* DIRECTIONS FOR THIS TASK:
Scan the entries that follow for the word "Internet", then report every line in which it appears.

* WORKING DATA:
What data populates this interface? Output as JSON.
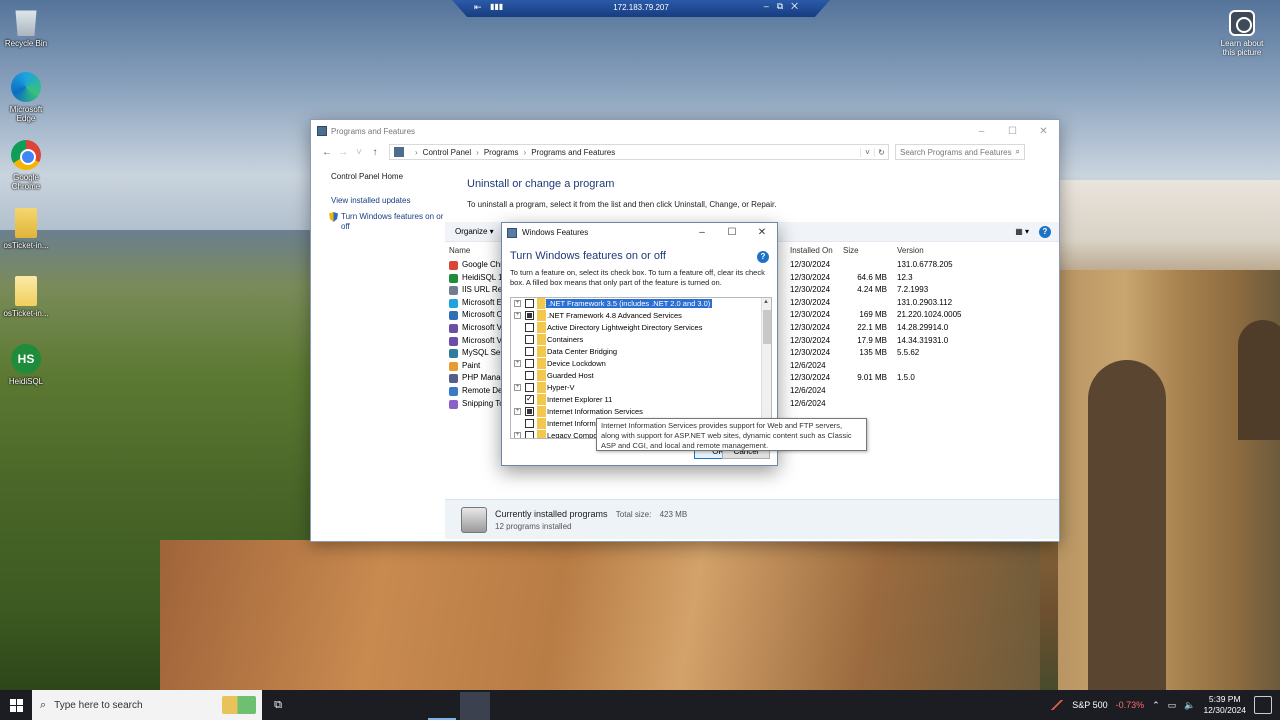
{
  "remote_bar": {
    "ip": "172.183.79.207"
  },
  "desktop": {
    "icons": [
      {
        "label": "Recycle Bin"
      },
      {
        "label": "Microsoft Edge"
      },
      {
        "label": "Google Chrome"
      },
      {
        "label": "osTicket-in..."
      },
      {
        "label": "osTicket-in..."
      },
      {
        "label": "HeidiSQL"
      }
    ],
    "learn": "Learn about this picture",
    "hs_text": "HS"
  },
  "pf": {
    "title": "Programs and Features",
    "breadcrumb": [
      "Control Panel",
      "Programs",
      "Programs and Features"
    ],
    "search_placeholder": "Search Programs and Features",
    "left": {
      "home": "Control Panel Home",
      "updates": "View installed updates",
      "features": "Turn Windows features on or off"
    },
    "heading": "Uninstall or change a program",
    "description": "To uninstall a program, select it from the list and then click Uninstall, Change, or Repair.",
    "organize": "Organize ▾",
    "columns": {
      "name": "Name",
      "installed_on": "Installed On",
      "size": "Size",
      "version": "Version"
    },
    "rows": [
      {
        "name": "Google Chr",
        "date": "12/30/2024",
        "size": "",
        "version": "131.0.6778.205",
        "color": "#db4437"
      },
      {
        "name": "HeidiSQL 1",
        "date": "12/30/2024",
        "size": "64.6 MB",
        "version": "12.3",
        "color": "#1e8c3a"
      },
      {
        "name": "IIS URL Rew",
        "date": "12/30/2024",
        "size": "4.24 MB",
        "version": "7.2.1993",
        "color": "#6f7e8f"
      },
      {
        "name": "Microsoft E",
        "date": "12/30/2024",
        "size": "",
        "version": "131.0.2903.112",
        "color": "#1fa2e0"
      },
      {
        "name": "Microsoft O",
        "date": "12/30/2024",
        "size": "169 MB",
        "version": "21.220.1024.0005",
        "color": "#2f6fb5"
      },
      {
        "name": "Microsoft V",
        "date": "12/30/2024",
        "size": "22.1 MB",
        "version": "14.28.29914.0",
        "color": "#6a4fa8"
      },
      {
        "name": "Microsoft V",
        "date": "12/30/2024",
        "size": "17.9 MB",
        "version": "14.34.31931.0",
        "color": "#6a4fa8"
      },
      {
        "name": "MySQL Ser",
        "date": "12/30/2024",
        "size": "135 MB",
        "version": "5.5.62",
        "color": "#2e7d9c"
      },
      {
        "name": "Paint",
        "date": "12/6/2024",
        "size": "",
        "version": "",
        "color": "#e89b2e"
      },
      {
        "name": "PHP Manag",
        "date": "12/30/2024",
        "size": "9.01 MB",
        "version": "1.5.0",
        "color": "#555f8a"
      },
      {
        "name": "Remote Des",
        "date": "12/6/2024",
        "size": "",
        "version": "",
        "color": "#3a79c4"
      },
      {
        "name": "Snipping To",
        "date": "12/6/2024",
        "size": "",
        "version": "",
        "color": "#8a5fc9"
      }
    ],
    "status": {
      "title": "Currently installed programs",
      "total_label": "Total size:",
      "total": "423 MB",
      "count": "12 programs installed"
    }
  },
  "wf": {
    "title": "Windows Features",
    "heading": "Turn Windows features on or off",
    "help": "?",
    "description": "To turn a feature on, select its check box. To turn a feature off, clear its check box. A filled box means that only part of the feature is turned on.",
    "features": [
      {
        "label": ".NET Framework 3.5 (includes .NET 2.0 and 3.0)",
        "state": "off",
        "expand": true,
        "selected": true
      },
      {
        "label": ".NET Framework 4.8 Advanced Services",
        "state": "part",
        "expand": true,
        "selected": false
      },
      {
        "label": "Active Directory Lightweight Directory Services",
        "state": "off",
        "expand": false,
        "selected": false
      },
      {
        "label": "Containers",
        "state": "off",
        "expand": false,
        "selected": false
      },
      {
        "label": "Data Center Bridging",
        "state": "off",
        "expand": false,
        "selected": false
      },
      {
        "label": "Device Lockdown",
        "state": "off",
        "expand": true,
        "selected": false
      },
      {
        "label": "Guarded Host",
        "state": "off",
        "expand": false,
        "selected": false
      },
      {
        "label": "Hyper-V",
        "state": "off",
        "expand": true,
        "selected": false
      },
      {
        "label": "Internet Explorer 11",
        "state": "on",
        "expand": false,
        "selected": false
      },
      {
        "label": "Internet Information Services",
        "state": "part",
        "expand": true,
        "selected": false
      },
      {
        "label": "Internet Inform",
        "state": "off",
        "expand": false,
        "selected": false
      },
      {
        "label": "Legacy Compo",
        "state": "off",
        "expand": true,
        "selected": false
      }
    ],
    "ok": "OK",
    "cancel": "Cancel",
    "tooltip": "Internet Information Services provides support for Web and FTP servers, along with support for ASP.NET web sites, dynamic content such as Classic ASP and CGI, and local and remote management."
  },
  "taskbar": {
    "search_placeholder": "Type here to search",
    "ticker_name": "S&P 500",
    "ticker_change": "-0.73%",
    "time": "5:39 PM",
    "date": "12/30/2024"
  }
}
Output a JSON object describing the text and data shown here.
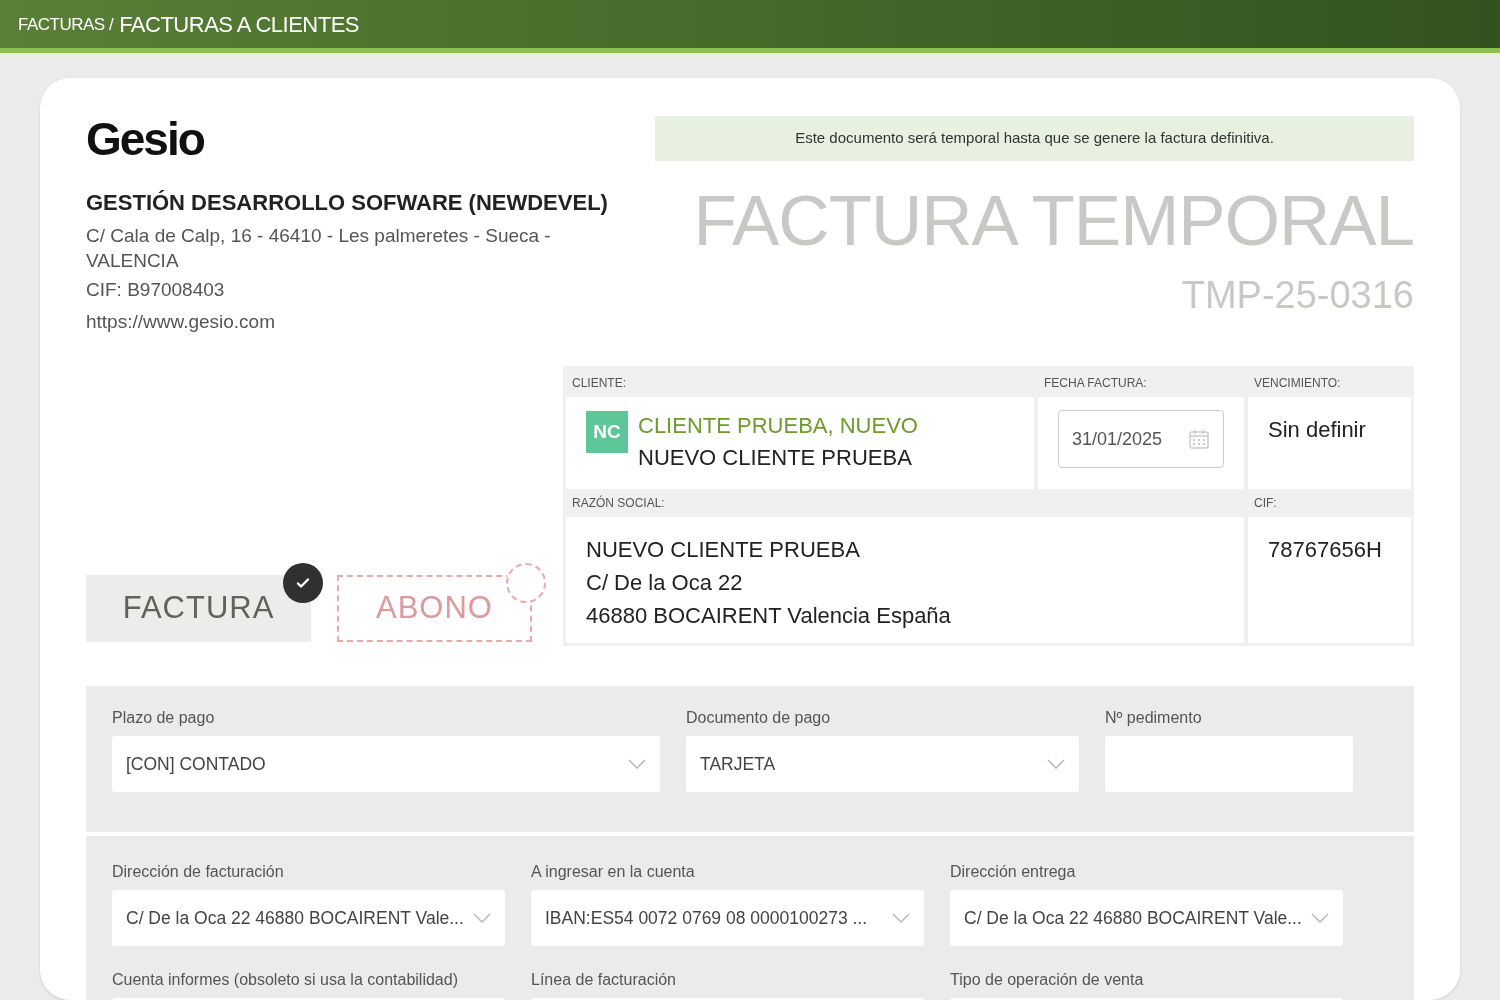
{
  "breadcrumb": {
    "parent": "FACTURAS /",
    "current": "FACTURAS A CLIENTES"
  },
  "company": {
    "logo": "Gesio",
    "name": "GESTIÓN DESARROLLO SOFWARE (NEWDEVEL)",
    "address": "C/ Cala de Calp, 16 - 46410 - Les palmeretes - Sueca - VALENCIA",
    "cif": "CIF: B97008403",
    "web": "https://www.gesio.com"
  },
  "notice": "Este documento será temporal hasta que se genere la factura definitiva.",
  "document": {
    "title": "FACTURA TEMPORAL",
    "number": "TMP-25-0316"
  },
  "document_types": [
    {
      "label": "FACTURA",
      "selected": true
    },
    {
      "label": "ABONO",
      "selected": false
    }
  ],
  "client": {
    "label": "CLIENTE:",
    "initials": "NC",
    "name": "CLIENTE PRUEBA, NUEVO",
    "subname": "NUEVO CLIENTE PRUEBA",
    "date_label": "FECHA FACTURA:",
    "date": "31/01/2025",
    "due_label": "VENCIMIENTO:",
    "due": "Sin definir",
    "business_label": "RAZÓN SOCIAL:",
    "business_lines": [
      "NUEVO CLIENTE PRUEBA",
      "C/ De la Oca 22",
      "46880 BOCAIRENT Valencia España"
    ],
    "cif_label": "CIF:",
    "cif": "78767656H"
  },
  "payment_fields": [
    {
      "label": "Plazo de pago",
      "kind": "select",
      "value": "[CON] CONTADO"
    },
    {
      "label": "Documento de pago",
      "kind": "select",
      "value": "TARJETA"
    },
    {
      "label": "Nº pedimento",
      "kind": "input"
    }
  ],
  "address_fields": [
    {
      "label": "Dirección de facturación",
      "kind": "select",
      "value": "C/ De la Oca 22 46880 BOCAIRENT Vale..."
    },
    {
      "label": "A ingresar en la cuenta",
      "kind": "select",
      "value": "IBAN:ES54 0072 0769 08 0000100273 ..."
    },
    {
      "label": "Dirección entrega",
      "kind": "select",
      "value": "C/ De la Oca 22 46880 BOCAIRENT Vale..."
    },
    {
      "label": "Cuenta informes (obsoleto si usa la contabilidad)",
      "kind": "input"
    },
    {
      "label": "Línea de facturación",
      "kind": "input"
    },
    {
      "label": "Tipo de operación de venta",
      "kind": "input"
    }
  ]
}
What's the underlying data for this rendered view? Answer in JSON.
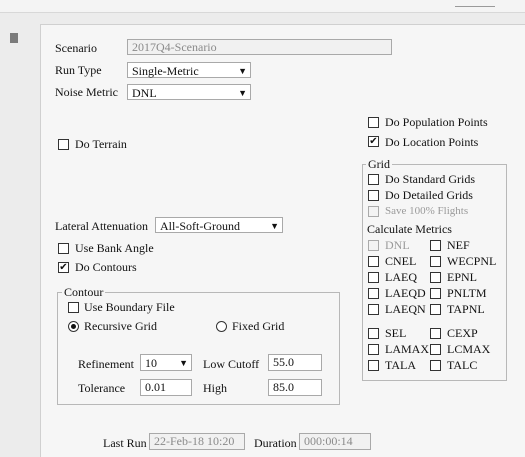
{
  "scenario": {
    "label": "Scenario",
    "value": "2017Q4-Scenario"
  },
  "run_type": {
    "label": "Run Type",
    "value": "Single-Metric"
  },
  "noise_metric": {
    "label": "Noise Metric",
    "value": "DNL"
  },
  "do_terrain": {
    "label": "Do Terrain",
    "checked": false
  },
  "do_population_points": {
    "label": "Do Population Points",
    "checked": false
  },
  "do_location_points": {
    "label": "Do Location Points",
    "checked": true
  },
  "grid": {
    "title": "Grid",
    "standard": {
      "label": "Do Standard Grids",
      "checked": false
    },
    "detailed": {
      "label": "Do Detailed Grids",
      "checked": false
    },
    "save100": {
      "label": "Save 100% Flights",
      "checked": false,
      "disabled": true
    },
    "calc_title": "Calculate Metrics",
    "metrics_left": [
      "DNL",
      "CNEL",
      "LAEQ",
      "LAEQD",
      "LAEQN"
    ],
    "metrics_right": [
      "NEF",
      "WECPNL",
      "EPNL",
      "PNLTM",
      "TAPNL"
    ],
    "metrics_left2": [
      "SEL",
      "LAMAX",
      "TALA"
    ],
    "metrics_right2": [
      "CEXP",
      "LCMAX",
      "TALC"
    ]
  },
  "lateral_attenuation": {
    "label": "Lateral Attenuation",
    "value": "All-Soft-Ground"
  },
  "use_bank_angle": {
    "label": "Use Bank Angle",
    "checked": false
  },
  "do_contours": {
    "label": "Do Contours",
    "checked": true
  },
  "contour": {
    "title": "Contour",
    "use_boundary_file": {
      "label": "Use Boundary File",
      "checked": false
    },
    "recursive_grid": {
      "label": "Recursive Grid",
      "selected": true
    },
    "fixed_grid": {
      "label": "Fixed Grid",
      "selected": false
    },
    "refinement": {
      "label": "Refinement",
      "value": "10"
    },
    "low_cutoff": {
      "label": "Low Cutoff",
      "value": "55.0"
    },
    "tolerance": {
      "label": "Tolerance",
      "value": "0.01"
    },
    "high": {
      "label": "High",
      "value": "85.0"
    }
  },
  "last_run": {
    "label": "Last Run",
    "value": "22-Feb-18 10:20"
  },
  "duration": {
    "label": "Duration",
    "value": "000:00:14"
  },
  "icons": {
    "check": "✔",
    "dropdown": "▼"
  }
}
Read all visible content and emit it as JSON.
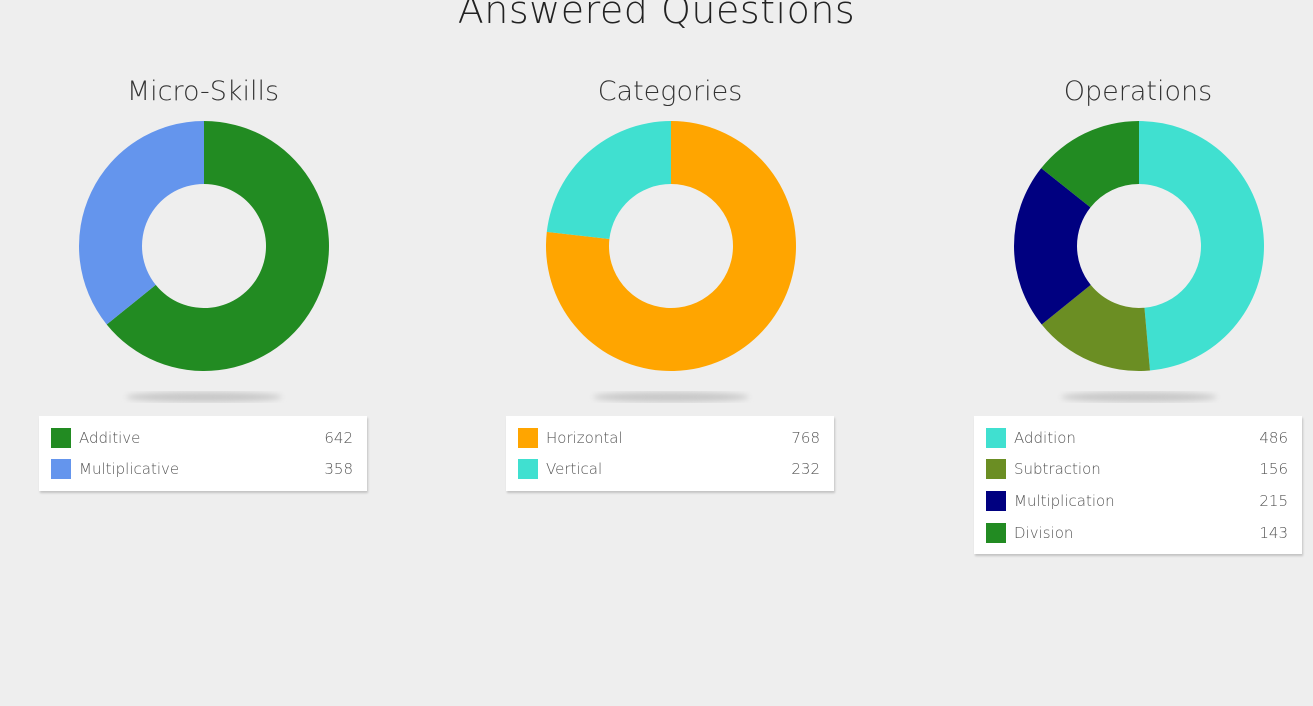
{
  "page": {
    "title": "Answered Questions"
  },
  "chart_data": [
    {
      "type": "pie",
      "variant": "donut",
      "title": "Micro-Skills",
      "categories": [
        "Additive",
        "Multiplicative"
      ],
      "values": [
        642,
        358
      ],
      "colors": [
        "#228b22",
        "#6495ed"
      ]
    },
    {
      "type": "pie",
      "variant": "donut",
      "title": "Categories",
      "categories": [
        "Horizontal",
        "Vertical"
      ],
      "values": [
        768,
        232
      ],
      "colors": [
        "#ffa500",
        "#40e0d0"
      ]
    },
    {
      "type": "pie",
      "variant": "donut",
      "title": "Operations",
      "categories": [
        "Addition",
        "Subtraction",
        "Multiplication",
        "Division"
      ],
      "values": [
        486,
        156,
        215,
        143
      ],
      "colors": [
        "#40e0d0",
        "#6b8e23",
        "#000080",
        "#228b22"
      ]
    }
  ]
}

* RESPONSE:
        "label": "Internet Explorer 11",
        "label": "Internet Information Services",
        "label": "Internet Inform",
    "tooltip": "Internet Information Services provides support for Web and FTP servers, along with support for ASP.NET web sites, dynamic content such as Classic ASP and CGI, and local and remote management."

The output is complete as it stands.